Fast-forward to today: Gone are Ford's ridiculous year-over-year sales gains in the region. Ford's sales in China increased a meager 0.1% in the first half of 2015, compared to the same period a year ago. If that trend continues, it will become a big problem for investors who were hoping Ford's operations in China would become a second source of significant revenues and profits.

Let's dig into the factors behind Ford's recent struggles in the world's largest automotive market.

What's going on?
Unfortunately for investors of companies banking on China for growth, there seem to be multiple problems in the region. One problem is that China's stock market recently lost roughly $3.2 trillion in value, according to Cui Dongshu, secretary-general of China's Passenger Car Association, as told to Bloomberg. As consumers' investments turned into huge losses, more and more car buyers in China are canceling or delaying their purchases. "The stock market is going down too fast, this is wealth destruction," Song Yang, a Hong Kong-based analyst at Barclays Plc, told Bloomberg. "If you're losing so much money in the stock market, that dampens your desire to buy a car."

Even before the recent stock crash, weaker demand led to China's first monthly auto sales decline in the past two years, in June compared to last year.

Another reason behind less-than-impressive sales figures in China could be friction between foreign automakers and their dealers. Historically, foreign automakers had pushed wholesale figures higher by placing abnormally higher inventories at dealerships. Dealers then threatened to stop ordering cars and demanded less inventory and sales targets from automakers. That's part of the reason both Ford and General Motors have recently switched from reporting wholesale sales in China to retail sales.

Yet another reason for Ford's slowing sales in the region is simply increased competition on two fronts. First, tensions escalated between Japan and China in 2012 over a territorial dispute, which sent Japanese automakers' sales in China plummeting for more than a year. Ford was a big beneficiary and stepped in to take market share from its Japanese competitors as Chinese consumers looked away from Japanese vehicles. Today, however, Japanese carmakers have made a comeback, with eased tensions between the two countries.

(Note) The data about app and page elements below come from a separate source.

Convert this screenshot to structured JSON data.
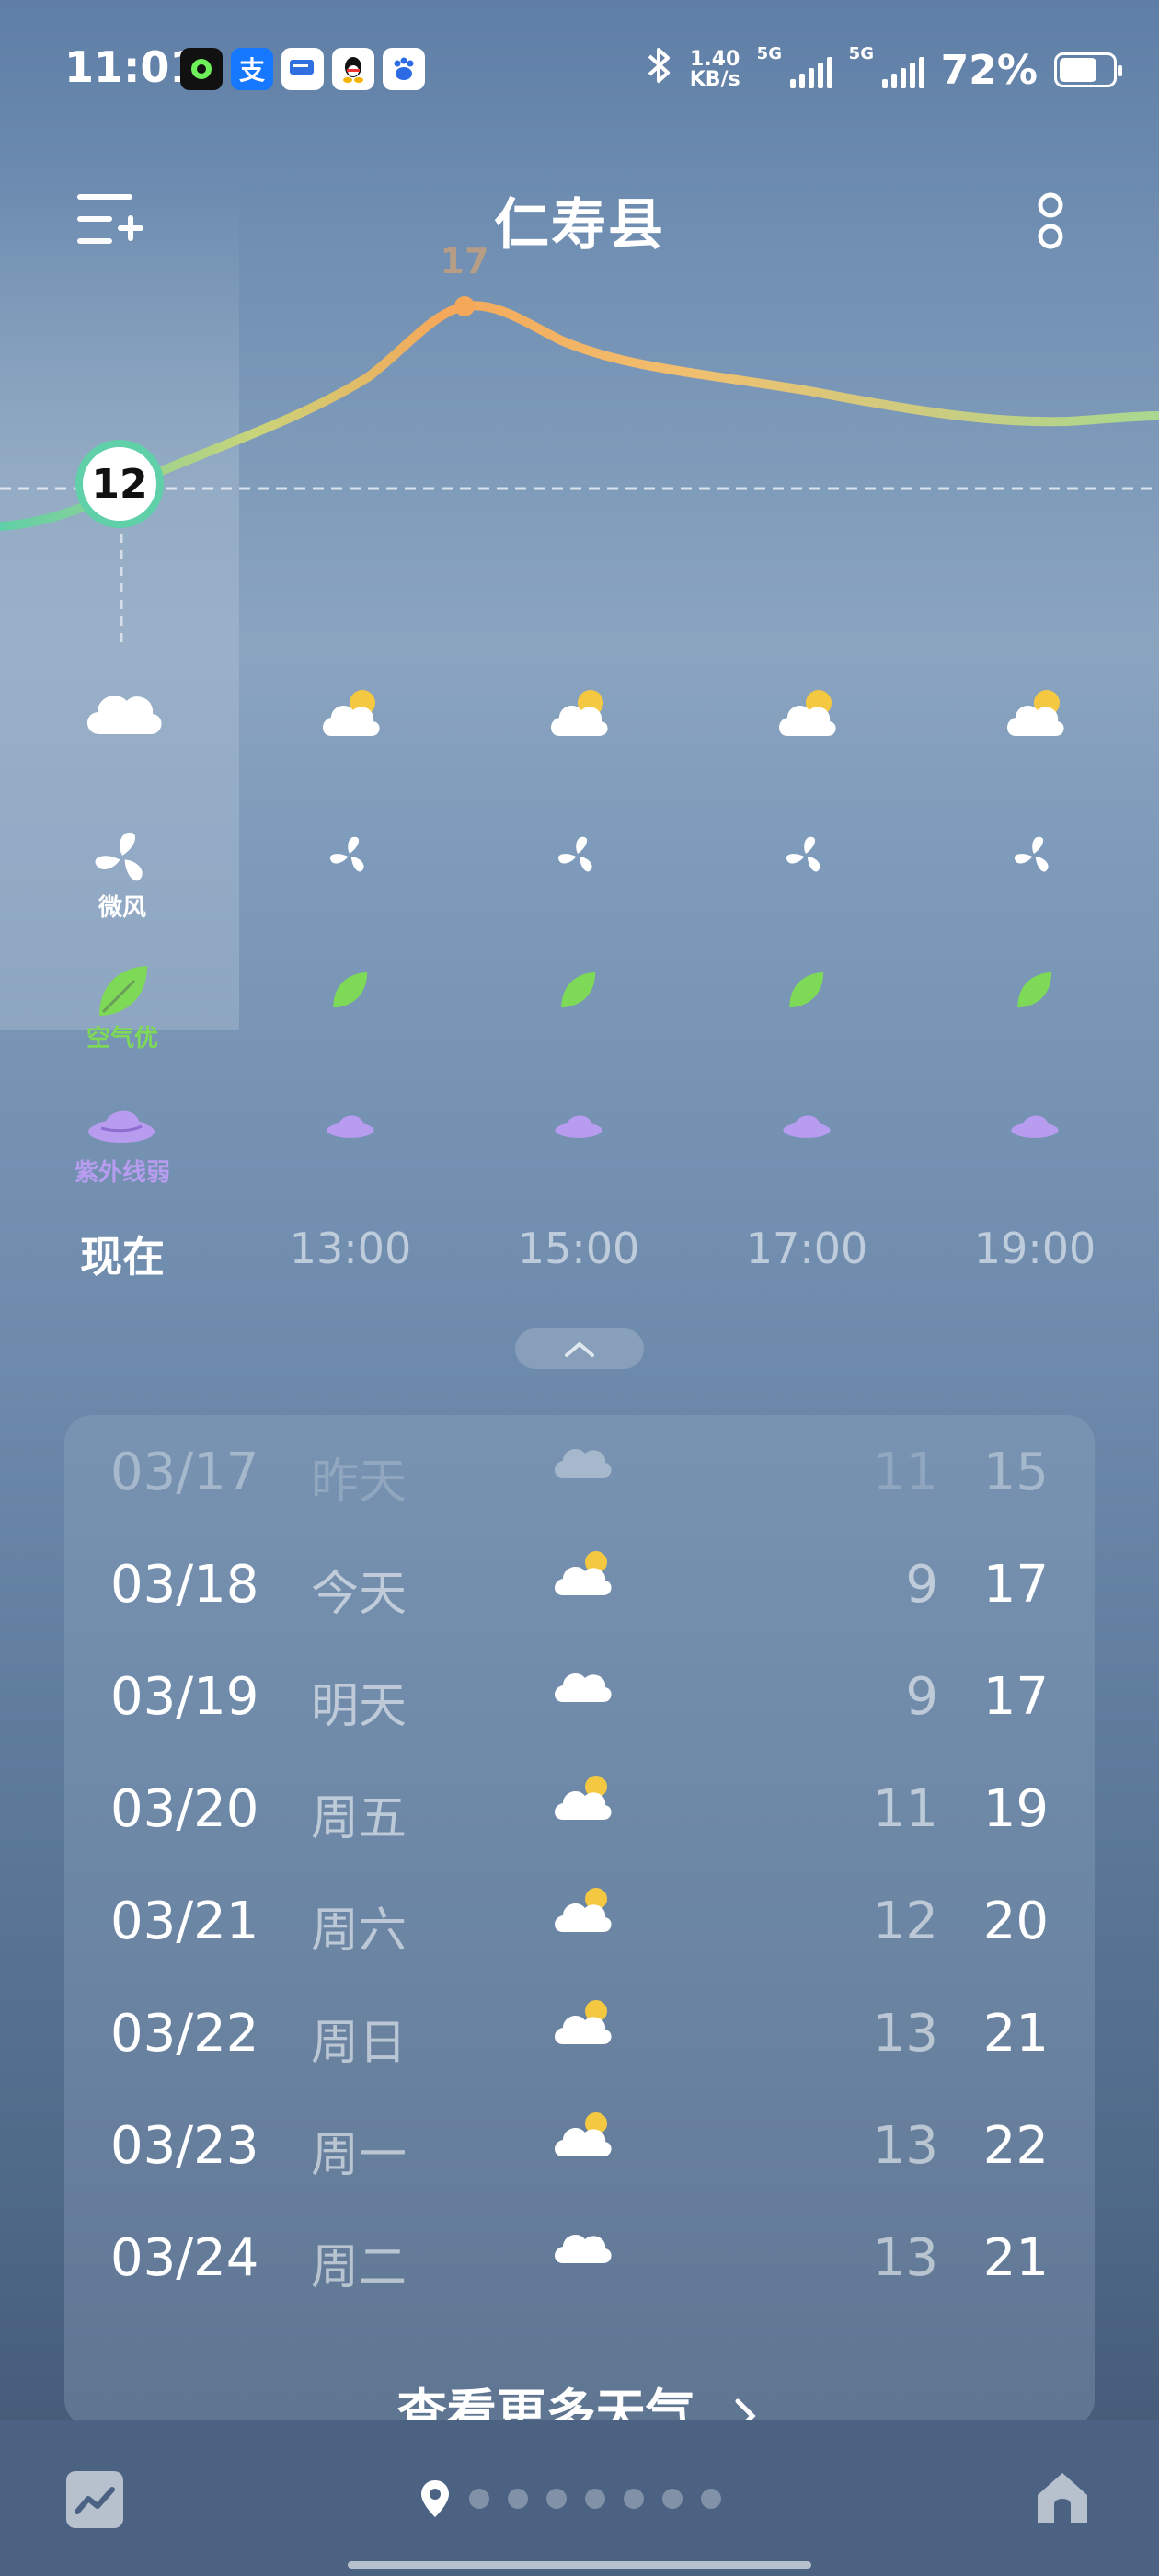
{
  "status_bar": {
    "time": "11:01",
    "net_speed_value": "1.40",
    "net_speed_unit": "KB/s",
    "sim1_label": "5G",
    "sim2_label": "5G",
    "battery_text": "72%",
    "battery_level": 0.72,
    "notification_icons": [
      "music-app-icon",
      "alipay-icon",
      "message-app-icon",
      "qq-icon",
      "baidu-icon"
    ]
  },
  "header": {
    "city": "仁寿县"
  },
  "hourly": {
    "current_temp": "12",
    "peak_temp": "17",
    "labels": {
      "wind": "微风",
      "air": "空气优",
      "uv": "紫外线弱"
    },
    "times": [
      "现在",
      "13:00",
      "15:00",
      "17:00",
      "19:00"
    ],
    "conditions": [
      "cloudy",
      "partly-cloudy",
      "partly-cloudy",
      "partly-cloudy",
      "partly-cloudy"
    ]
  },
  "daily": [
    {
      "date": "03/17",
      "week": "昨天",
      "icon": "cloudy",
      "low": "11",
      "high": "15",
      "past": true
    },
    {
      "date": "03/18",
      "week": "今天",
      "icon": "partly-cloudy",
      "low": "9",
      "high": "17",
      "past": false
    },
    {
      "date": "03/19",
      "week": "明天",
      "icon": "cloudy",
      "low": "9",
      "high": "17",
      "past": false
    },
    {
      "date": "03/20",
      "week": "周五",
      "icon": "partly-cloudy",
      "low": "11",
      "high": "19",
      "past": false
    },
    {
      "date": "03/21",
      "week": "周六",
      "icon": "partly-cloudy",
      "low": "12",
      "high": "20",
      "past": false
    },
    {
      "date": "03/22",
      "week": "周日",
      "icon": "partly-cloudy",
      "low": "13",
      "high": "21",
      "past": false
    },
    {
      "date": "03/23",
      "week": "周一",
      "icon": "partly-cloudy",
      "low": "13",
      "high": "22",
      "past": false
    },
    {
      "date": "03/24",
      "week": "周二",
      "icon": "cloudy",
      "low": "13",
      "high": "21",
      "past": false
    }
  ],
  "more_link": "查看更多天气",
  "colors": {
    "curve_start": "#5fd0a8",
    "curve_peak": "#f5a85a",
    "curve_end": "#a8d890",
    "air_good": "#7ed957",
    "uv_weak": "#b79cf0"
  }
}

Just last month, Toyota Motors posted a 42% increase in sales compared to the prior year, and its sales through the first half of 2015 are up 10% to 512,800 units, compared to the same time period in 2014. The story is similar with Honda Motor Co., which posted a significant 30% sales increase in the first half of 2015 to more than 460,000 vehicles sold in China. That comeback puts the two Japanese automakers right on the heels of Ford and its 0.1% increase to more than 543,000 units sold in China through the first half of 2015.

Ford, along with other foreign automakers, is also seeing increased competition from Chinese automakers, which found success flooding the market with cheaper SUV options. In fact, at the end of April, Chinese brands had increased their market share in China by 400 basis points, or four percentage points, to 41%.

That has forced foreign automakers to slash prices to avoid losing further market share. Ford cut the price of its Explorer SUV by more than 8%, and GM did the same on more than 40 models it sells in China. Likewise, Volkswagen and its joint ventures slashed the price on its entire lineup, between $800 and $1,600 per vehicle.

"To expect that every quarter you are going to have double-digit growth... I don't think that is where the overall industry is headed," James Chao, Shanghai-based Asia-Pacific managing director at industry consultant IHS Automotive, told Automotive News China. "Capacity additions by automakers are coming on stream right now and in the next few years, just as the market has started to see some real weakness," he said. "It is all worrisome."

While China's overall sales growth has certainly slowed in 2015, it still represents an extremely valuable market for automakers. Investors would be wise to watch increased competition and pricing cuts from automakers in China. If Ford can focus on growing its Lincoln luxury sales and SUVs in that country, it will still be a very solid 2015 for the Blue Oval overseas. 

This article represents the opinion of the writer, who may disagree with the “official” recommendation position of a Motley Fool premium advisory service. We’re motley! Questioning an investing thesis -- even one of our own -- helps us all think critically about investing and make decisions that help us become smarter, happier, and richer.